(Beginning of DATASET EXCERPTS)
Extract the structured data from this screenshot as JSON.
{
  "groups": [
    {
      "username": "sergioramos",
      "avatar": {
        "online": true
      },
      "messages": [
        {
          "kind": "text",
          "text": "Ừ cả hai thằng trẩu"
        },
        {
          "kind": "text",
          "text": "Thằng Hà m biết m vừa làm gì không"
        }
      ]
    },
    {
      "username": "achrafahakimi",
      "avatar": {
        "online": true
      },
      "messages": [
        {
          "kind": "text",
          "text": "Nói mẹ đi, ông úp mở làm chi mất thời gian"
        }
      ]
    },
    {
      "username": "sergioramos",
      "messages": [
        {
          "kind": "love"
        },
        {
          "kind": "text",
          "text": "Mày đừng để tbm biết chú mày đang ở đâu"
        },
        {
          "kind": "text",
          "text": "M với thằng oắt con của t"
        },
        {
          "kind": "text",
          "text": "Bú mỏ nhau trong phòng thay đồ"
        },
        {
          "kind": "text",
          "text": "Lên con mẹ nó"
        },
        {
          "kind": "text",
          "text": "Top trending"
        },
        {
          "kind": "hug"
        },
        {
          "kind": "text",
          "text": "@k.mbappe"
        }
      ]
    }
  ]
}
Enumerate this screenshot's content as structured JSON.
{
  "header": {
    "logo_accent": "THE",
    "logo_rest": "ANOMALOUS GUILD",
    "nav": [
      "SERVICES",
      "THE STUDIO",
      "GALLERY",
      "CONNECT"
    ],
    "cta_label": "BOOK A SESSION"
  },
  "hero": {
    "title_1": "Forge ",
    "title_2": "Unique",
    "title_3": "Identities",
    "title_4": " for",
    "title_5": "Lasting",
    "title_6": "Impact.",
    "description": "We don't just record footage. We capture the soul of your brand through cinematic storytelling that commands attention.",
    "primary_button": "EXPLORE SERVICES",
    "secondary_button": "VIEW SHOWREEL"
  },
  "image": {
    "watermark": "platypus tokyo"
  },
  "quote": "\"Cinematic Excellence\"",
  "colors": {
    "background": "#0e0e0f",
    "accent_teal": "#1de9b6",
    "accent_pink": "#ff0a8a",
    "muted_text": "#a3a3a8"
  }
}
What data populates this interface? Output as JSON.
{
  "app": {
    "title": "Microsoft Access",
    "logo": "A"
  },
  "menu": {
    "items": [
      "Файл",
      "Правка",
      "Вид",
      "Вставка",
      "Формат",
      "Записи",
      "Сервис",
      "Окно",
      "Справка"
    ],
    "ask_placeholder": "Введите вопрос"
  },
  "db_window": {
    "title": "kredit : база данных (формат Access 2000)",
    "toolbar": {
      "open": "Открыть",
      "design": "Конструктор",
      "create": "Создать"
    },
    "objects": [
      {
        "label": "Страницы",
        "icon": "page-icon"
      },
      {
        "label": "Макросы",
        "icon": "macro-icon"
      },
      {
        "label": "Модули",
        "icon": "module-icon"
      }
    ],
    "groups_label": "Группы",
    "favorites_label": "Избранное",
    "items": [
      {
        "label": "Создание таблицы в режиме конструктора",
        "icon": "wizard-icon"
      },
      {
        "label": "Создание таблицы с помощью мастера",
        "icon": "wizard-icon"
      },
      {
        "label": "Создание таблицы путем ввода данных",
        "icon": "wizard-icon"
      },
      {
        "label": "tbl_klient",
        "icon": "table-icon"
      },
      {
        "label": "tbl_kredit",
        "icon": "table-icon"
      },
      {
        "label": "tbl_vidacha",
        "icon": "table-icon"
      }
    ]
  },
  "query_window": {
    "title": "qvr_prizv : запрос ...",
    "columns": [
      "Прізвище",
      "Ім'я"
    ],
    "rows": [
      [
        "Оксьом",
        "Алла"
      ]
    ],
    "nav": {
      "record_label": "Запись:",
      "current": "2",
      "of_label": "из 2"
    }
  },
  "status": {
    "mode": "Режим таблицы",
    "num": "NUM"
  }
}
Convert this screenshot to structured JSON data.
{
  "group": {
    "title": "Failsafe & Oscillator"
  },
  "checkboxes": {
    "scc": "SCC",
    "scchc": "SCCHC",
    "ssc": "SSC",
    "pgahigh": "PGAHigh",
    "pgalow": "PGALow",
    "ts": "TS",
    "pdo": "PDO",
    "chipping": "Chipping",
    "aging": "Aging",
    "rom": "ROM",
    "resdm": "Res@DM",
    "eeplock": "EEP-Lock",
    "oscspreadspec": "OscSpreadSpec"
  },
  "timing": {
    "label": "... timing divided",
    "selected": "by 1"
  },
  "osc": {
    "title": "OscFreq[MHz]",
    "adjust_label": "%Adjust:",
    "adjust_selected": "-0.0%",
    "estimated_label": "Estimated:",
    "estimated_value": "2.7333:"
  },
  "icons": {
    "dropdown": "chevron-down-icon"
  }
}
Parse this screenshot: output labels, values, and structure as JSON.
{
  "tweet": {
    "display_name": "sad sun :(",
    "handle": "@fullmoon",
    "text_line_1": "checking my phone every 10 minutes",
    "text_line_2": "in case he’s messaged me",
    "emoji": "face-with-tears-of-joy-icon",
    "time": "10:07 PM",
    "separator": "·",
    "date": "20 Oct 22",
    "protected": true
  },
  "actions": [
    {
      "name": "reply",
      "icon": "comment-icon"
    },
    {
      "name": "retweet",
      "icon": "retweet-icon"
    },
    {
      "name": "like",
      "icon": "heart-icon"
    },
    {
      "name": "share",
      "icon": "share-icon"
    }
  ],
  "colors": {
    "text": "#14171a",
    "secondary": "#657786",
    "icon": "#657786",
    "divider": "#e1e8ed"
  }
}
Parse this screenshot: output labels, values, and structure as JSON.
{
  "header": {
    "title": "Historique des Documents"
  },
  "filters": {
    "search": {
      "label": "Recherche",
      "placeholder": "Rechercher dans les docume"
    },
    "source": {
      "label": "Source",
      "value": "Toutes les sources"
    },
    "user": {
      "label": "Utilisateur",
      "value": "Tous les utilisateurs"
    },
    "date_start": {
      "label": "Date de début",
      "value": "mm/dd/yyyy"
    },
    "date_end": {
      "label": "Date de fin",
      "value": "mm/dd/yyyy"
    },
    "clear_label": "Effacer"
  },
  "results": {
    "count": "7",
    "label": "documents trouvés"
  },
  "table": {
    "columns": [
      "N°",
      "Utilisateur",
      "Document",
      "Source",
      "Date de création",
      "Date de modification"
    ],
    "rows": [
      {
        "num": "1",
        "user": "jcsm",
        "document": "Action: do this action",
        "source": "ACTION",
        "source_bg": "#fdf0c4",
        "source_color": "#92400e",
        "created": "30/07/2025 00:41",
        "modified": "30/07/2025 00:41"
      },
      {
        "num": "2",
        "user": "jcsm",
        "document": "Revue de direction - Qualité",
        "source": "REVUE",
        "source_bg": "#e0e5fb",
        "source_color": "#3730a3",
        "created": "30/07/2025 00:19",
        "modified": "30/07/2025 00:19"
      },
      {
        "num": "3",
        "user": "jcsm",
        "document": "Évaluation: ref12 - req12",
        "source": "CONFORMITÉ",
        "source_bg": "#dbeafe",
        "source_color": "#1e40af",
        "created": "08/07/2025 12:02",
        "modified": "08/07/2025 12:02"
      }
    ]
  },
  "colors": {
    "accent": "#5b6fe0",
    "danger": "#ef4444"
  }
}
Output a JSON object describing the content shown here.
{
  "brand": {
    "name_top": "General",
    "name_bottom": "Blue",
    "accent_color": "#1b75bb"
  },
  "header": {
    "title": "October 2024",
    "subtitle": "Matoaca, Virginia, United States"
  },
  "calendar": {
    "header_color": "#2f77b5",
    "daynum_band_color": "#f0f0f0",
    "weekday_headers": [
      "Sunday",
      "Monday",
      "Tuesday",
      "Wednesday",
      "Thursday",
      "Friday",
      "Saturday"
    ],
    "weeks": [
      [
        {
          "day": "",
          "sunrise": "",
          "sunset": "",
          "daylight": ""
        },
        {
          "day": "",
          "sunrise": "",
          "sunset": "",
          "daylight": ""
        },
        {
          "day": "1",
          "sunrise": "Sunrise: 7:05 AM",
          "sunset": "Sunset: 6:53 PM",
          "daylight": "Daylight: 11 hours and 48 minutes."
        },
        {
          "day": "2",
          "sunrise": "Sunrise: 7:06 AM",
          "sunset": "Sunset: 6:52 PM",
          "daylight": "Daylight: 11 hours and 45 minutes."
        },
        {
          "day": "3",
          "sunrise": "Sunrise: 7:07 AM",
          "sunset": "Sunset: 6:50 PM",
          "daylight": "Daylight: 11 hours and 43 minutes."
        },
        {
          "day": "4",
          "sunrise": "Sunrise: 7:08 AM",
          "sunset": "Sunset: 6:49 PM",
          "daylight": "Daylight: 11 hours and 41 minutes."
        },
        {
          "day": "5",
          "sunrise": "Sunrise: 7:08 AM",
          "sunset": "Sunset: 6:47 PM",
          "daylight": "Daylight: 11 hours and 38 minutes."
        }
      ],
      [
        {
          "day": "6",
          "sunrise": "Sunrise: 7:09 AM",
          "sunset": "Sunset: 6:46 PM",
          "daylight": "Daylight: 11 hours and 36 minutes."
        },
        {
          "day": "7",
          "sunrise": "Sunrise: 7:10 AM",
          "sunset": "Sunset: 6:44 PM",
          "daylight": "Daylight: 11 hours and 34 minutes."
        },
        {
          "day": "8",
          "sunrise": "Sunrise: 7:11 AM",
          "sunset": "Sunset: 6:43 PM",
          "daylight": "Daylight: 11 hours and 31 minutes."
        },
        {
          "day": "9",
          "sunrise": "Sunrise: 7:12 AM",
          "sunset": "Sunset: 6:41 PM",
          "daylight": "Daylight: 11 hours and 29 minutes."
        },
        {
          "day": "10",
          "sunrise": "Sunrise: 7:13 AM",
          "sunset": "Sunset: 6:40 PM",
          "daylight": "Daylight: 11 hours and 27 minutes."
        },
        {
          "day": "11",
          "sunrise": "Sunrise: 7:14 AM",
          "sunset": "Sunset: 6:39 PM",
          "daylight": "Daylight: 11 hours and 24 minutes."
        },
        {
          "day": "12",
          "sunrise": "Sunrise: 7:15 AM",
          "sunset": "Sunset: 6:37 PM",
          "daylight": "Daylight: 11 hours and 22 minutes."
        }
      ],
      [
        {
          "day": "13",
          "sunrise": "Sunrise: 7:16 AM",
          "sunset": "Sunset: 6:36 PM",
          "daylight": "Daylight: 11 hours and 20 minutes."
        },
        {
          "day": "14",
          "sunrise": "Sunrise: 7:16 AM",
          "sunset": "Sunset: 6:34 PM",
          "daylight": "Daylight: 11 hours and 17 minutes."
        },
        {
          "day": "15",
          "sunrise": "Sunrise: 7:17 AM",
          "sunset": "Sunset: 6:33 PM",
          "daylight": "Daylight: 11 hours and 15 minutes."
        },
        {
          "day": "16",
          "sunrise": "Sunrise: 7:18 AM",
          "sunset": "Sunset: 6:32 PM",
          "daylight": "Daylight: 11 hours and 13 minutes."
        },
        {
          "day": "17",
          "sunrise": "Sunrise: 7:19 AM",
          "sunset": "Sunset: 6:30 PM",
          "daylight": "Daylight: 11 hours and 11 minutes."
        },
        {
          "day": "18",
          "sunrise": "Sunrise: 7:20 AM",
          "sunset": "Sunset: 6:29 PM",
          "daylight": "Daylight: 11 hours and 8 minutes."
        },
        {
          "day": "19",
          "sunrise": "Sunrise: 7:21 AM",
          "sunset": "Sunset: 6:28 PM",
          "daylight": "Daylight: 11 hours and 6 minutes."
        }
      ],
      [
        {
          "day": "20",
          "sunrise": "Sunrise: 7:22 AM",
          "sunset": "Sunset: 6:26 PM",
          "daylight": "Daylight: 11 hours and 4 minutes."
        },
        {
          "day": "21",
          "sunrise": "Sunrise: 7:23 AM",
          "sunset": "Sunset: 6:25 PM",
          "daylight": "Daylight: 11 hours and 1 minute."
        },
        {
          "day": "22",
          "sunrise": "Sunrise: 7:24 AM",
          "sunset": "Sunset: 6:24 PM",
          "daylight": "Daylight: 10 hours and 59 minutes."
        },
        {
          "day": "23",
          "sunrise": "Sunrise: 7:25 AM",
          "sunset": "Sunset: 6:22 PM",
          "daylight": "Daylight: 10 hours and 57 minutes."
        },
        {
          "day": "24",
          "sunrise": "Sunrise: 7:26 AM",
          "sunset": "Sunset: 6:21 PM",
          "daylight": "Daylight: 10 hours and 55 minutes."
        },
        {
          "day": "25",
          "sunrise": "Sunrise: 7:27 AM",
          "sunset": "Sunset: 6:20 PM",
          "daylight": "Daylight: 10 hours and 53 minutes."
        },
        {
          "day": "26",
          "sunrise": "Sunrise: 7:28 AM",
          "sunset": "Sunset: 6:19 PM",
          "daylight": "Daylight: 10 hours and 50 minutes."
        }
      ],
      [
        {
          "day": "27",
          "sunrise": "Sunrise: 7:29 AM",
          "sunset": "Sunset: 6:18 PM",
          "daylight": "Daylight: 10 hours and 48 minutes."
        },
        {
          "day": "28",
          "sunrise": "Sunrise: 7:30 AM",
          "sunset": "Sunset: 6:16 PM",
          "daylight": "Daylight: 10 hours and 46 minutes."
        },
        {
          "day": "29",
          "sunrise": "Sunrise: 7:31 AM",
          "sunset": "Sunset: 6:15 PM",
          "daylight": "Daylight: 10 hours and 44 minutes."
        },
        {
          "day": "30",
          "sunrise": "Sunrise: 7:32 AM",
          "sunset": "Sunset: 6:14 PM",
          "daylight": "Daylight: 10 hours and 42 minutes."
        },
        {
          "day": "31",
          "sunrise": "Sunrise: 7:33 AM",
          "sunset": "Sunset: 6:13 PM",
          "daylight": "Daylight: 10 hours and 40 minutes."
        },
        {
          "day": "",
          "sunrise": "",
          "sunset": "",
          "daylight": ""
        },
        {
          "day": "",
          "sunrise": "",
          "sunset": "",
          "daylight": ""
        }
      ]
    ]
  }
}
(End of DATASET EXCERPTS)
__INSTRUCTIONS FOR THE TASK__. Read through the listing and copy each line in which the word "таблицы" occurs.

__TASK RESULT__.
        "label": "Создание таблицы в режиме конструктора",
        "label": "Создание таблицы с помощью мастера",
        "label": "Создание таблицы путем ввода данных",
    "mode": "Режим таблицы",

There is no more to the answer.